» HOW TO COMPLETE THIS TASK: The expected output is the complete data, reproduced exactly.

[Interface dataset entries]
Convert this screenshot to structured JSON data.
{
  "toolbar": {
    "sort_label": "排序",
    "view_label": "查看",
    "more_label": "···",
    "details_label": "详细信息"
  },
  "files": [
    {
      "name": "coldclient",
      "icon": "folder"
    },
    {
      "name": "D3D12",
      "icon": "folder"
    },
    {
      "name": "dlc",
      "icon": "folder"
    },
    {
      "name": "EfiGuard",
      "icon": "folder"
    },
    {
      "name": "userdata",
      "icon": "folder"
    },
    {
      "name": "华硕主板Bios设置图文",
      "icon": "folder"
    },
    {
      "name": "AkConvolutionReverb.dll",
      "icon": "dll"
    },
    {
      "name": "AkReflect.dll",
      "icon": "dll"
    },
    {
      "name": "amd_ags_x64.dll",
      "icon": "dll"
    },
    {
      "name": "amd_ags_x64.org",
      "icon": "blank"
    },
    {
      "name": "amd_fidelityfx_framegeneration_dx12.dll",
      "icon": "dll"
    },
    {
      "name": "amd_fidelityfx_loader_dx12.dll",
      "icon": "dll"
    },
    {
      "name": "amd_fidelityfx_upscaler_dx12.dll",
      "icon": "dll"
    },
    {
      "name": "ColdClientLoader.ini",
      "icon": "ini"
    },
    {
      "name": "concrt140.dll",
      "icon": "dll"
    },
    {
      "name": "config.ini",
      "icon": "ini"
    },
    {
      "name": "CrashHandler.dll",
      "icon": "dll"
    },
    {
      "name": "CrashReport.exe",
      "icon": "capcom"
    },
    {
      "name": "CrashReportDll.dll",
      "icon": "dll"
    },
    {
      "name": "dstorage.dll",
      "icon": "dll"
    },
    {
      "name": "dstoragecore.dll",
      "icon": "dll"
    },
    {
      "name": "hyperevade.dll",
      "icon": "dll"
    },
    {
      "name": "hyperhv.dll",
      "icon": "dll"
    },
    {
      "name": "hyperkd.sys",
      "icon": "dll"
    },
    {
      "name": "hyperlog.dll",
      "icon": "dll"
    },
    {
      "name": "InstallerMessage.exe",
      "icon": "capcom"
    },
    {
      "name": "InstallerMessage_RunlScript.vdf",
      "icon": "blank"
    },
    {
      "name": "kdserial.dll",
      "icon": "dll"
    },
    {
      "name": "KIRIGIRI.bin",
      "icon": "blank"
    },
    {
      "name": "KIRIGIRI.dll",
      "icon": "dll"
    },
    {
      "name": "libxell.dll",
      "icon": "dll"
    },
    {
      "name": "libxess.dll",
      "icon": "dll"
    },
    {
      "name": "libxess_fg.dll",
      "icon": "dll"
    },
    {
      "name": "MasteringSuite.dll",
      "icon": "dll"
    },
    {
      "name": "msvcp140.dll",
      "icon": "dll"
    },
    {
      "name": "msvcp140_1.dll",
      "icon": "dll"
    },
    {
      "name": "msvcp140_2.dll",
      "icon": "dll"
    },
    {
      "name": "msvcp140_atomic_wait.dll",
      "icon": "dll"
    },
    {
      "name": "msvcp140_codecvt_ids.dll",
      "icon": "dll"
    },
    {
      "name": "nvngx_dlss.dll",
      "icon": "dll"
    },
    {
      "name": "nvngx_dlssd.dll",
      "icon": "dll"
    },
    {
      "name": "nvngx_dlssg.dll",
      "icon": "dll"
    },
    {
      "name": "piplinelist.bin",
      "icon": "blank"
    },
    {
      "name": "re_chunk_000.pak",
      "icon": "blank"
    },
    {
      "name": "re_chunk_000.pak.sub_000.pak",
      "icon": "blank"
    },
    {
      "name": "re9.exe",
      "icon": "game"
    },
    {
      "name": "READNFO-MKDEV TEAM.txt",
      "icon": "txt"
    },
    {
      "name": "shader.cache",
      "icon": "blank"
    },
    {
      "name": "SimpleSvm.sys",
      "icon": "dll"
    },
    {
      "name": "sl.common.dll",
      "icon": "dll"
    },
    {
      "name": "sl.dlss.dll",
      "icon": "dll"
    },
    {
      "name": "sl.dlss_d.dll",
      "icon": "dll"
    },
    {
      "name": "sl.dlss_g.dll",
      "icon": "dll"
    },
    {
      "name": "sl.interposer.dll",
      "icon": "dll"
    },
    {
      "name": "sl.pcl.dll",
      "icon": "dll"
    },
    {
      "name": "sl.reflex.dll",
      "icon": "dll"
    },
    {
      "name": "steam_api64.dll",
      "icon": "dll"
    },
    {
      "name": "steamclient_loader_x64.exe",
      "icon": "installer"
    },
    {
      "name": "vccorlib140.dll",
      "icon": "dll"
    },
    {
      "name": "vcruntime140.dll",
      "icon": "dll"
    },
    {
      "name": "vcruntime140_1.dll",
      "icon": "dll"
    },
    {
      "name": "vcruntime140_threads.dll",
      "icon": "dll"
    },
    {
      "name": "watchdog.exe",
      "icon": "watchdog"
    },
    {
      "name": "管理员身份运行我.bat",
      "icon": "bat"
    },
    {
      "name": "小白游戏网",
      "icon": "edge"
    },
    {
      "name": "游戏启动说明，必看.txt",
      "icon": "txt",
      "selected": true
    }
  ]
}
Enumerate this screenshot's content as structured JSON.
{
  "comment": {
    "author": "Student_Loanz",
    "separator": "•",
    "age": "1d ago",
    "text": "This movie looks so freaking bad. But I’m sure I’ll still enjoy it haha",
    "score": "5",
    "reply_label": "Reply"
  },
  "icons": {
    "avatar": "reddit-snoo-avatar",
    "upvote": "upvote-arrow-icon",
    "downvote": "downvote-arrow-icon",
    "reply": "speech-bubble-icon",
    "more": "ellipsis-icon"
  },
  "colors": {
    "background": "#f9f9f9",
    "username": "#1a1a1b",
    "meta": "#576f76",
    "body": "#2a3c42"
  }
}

» SOLUTION TO THIS PROBLEM:
Convert this screenshot to structured JSON data.
{
  "toolbar": {
    "sort_label": "排序",
    "view_label": "查看",
    "more_label": "···",
    "details_label": "详细信息"
  },
  "files": [
    {
      "name": "coldclient",
      "icon": "folder"
    },
    {
      "name": "D3D12",
      "icon": "folder"
    },
    {
      "name": "dlc",
      "icon": "folder"
    },
    {
      "name": "EfiGuard",
      "icon": "folder"
    },
    {
      "name": "userdata",
      "icon": "folder"
    },
    {
      "name": "华硕主板Bios设置图文",
      "icon": "folder"
    },
    {
      "name": "AkConvolutionReverb.dll",
      "icon": "dll"
    },
    {
      "name": "AkReflect.dll",
      "icon": "dll"
    },
    {
      "name": "amd_ags_x64.dll",
      "icon": "dll"
    },
    {
      "name": "amd_ags_x64.org",
      "icon": "blank"
    },
    {
      "name": "amd_fidelityfx_framegeneration_dx12.dll",
      "icon": "dll"
    },
    {
      "name": "amd_fidelityfx_loader_dx12.dll",
      "icon": "dll"
    },
    {
      "name": "amd_fidelityfx_upscaler_dx12.dll",
      "icon": "dll"
    },
    {
      "name": "ColdClientLoader.ini",
      "icon": "ini"
    },
    {
      "name": "concrt140.dll",
      "icon": "dll"
    },
    {
      "name": "config.ini",
      "icon": "ini"
    },
    {
      "name": "CrashHandler.dll",
      "icon": "dll"
    },
    {
      "name": "CrashReport.exe",
      "icon": "capcom"
    },
    {
      "name": "CrashReportDll.dll",
      "icon": "dll"
    },
    {
      "name": "dstorage.dll",
      "icon": "dll"
    },
    {
      "name": "dstoragecore.dll",
      "icon": "dll"
    },
    {
      "name": "hyperevade.dll",
      "icon": "dll"
    },
    {
      "name": "hyperhv.dll",
      "icon": "dll"
    },
    {
      "name": "hyperkd.sys",
      "icon": "dll"
    },
    {
      "name": "hyperlog.dll",
      "icon": "dll"
    },
    {
      "name": "InstallerMessage.exe",
      "icon": "capcom"
    },
    {
      "name": "InstallerMessage_RunlScript.vdf",
      "icon": "blank"
    },
    {
      "name": "kdserial.dll",
      "icon": "dll"
    },
    {
      "name": "KIRIGIRI.bin",
      "icon": "blank"
    },
    {
      "name": "KIRIGIRI.dll",
      "icon": "dll"
    },
    {
      "name": "libxell.dll",
      "icon": "dll"
    },
    {
      "name": "libxess.dll",
      "icon": "dll"
    },
    {
      "name": "libxess_fg.dll",
      "icon": "dll"
    },
    {
      "name": "MasteringSuite.dll",
      "icon": "dll"
    },
    {
      "name": "msvcp140.dll",
      "icon": "dll"
    },
    {
      "name": "msvcp140_1.dll",
      "icon": "dll"
    },
    {
      "name": "msvcp140_2.dll",
      "icon": "dll"
    },
    {
      "name": "msvcp140_atomic_wait.dll",
      "icon": "dll"
    },
    {
      "name": "msvcp140_codecvt_ids.dll",
      "icon": "dll"
    },
    {
      "name": "nvngx_dlss.dll",
      "icon": "dll"
    },
    {
      "name": "nvngx_dlssd.dll",
      "icon": "dll"
    },
    {
      "name": "nvngx_dlssg.dll",
      "icon": "dll"
    },
    {
      "name": "piplinelist.bin",
      "icon": "blank"
    },
    {
      "name": "re_chunk_000.pak",
      "icon": "blank"
    },
    {
      "name": "re_chunk_000.pak.sub_000.pak",
      "icon": "blank"
    },
    {
      "name": "re9.exe",
      "icon": "game"
    },
    {
      "name": "READNFO-MKDEV TEAM.txt",
      "icon": "txt"
    },
    {
      "name": "shader.cache",
      "icon": "blank"
    },
    {
      "name": "SimpleSvm.sys",
      "icon": "dll"
    },
    {
      "name": "sl.common.dll",
      "icon": "dll"
    },
    {
      "name": "sl.dlss.dll",
      "icon": "dll"
    },
    {
      "name": "sl.dlss_d.dll",
      "icon": "dll"
    },
    {
      "name": "sl.dlss_g.dll",
      "icon": "dll"
    },
    {
      "name": "sl.interposer.dll",
      "icon": "dll"
    },
    {
      "name": "sl.pcl.dll",
      "icon": "dll"
    },
    {
      "name": "sl.reflex.dll",
      "icon": "dll"
    },
    {
      "name": "steam_api64.dll",
      "icon": "dll"
    },
    {
      "name": "steamclient_loader_x64.exe",
      "icon": "installer"
    },
    {
      "name": "vccorlib140.dll",
      "icon": "dll"
    },
    {
      "name": "vcruntime140.dll",
      "icon": "dll"
    },
    {
      "name": "vcruntime140_1.dll",
      "icon": "dll"
    },
    {
      "name": "vcruntime140_threads.dll",
      "icon": "dll"
    },
    {
      "name": "watchdog.exe",
      "icon": "watchdog"
    },
    {
      "name": "管理员身份运行我.bat",
      "icon": "bat"
    },
    {
      "name": "小白游戏网",
      "icon": "edge"
    },
    {
      "name": "游戏启动说明，必看.txt",
      "icon": "txt",
      "selected": true
    }
  ]
}
Enumerate this screenshot's content as structured JSON.
{
  "comment": {
    "author": "Student_Loanz",
    "separator": "•",
    "age": "1d ago",
    "text": "This movie looks so freaking bad. But I’m sure I’ll still enjoy it haha",
    "score": "5",
    "reply_label": "Reply"
  },
  "icons": {
    "avatar": "reddit-snoo-avatar",
    "upvote": "upvote-arrow-icon",
    "downvote": "downvote-arrow-icon",
    "reply": "speech-bubble-icon",
    "more": "ellipsis-icon"
  },
  "colors": {
    "background": "#f9f9f9",
    "username": "#1a1a1b",
    "meta": "#576f76",
    "body": "#2a3c42"
  }
}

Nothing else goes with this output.